The afternoon began with RPSM students jamming in various locations throughout the lobby. Shortly after 2 pm, members of the Arkestra (in full, flashy attire) joined the fray, eventually leading a musical procession into the concert hall. The event was free and very well-attended...and this sort of mayhem chafed against every bone in my arts administrator body...but it was so much fun to see everyone enjoying the melee. As we took our seats in the hall - and every seat was filled - the Arkestra played us in with ambient and improvised sounds.
The performance unfolded in three sections, with several tunes in each section. Each tune featured a new set of dancers on stage, ranging from a solo tap dance (with a skeleton as a partner) to a vignette with three pregnant men and included a variety of creatures wild and wonderful. We heard standards and not-so-standards, compositions and improvisations, and for the last tune - "We Travel The Spaceways" - the RPSM students joined the other artists onstage and, eventually, audience members were also invited onstage for a celebratory, free-form procession. The positive vibes in the room were impossible to ignore.
From a purely artistic standpoint, the afternoon left me a bit wanting. The performance did not quite provide enough space for either ensemble - the Arkestra or Coleman Lemieux - to really show off what they could do. But from an audience engagement and entertainment standpoint, this was the elusive homerun - an engaged, capacity crowd watching serious music and dance, and an entertained audience being invited to party with the artists at the end of the show.
There was also another layer to the afternoon, I thought - the involvement of the RPSM students. The RPSM curriculum, given the diversity of the student body, is necessarily "non-traditional" (i.e. non-Western based). To have students involved in a project like last Saturday's, featuring contemporary jazz and contemporary dance, is, in my mind, brilliant. If young musicians are exposed to all kinds of music (and art forms) when their musical habits and tastes are still being formed, I feel they are much more likely to support, perform, enjoy a variety of music as they get older.
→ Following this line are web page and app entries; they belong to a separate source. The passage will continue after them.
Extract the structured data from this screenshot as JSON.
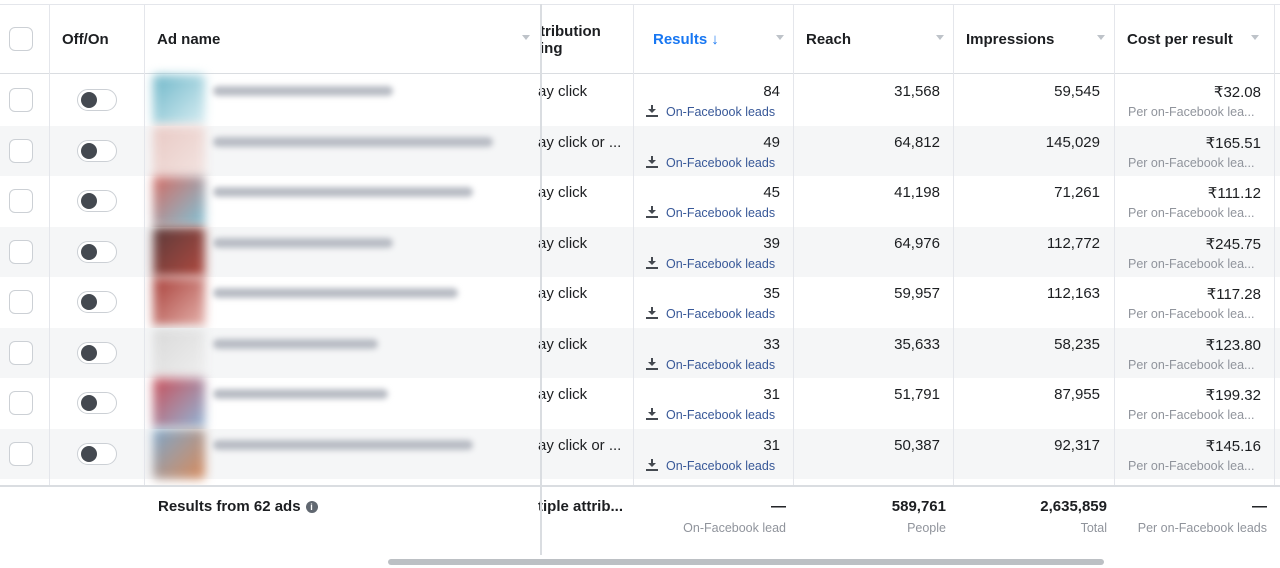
{
  "header": {
    "offon": "Off/On",
    "adname": "Ad name",
    "attribution_line1": "tribution",
    "attribution_line2": "ing",
    "results": "Results",
    "results_arrow": "↓",
    "reach": "Reach",
    "impressions": "Impressions",
    "cost": "Cost per result"
  },
  "colors": {
    "accent": "#1877f2",
    "lead_link": "#385898",
    "alt_row": "#f5f6f7"
  },
  "rows": [
    {
      "attribution": "ay click",
      "results": "84",
      "lead": "On-Facebook leads",
      "reach": "31,568",
      "impressions": "59,545",
      "cost": "₹32.08",
      "cost_sub": "Per on-Facebook lea..."
    },
    {
      "attribution": "ay click or ...",
      "results": "49",
      "lead": "On-Facebook leads",
      "reach": "64,812",
      "impressions": "145,029",
      "cost": "₹165.51",
      "cost_sub": "Per on-Facebook lea..."
    },
    {
      "attribution": "ay click",
      "results": "45",
      "lead": "On-Facebook leads",
      "reach": "41,198",
      "impressions": "71,261",
      "cost": "₹111.12",
      "cost_sub": "Per on-Facebook lea..."
    },
    {
      "attribution": "ay click",
      "results": "39",
      "lead": "On-Facebook leads",
      "reach": "64,976",
      "impressions": "112,772",
      "cost": "₹245.75",
      "cost_sub": "Per on-Facebook lea..."
    },
    {
      "attribution": "ay click",
      "results": "35",
      "lead": "On-Facebook leads",
      "reach": "59,957",
      "impressions": "112,163",
      "cost": "₹117.28",
      "cost_sub": "Per on-Facebook lea..."
    },
    {
      "attribution": "ay click",
      "results": "33",
      "lead": "On-Facebook leads",
      "reach": "35,633",
      "impressions": "58,235",
      "cost": "₹123.80",
      "cost_sub": "Per on-Facebook lea..."
    },
    {
      "attribution": "ay click",
      "results": "31",
      "lead": "On-Facebook leads",
      "reach": "51,791",
      "impressions": "87,955",
      "cost": "₹199.32",
      "cost_sub": "Per on-Facebook lea..."
    },
    {
      "attribution": "ay click or ...",
      "results": "31",
      "lead": "On-Facebook leads",
      "reach": "50,387",
      "impressions": "92,317",
      "cost": "₹145.16",
      "cost_sub": "Per on-Facebook lea..."
    }
  ],
  "footer": {
    "summary": "Results from 62 ads",
    "attribution": "tiple attrib...",
    "results": "—",
    "results_sub": "On-Facebook lead",
    "reach": "589,761",
    "reach_sub": "People",
    "impressions": "2,635,859",
    "impressions_sub": "Total",
    "cost": "—",
    "cost_sub": "Per on-Facebook leads"
  }
}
They won't have the same musical inhibitions that some others - who might have grown up on a strict diet of classical music or, for that matter, traditional jazz - might harbour.
I applaud everyone who helped to put this event together.
What events have you been to recently which have inspired you in various ways?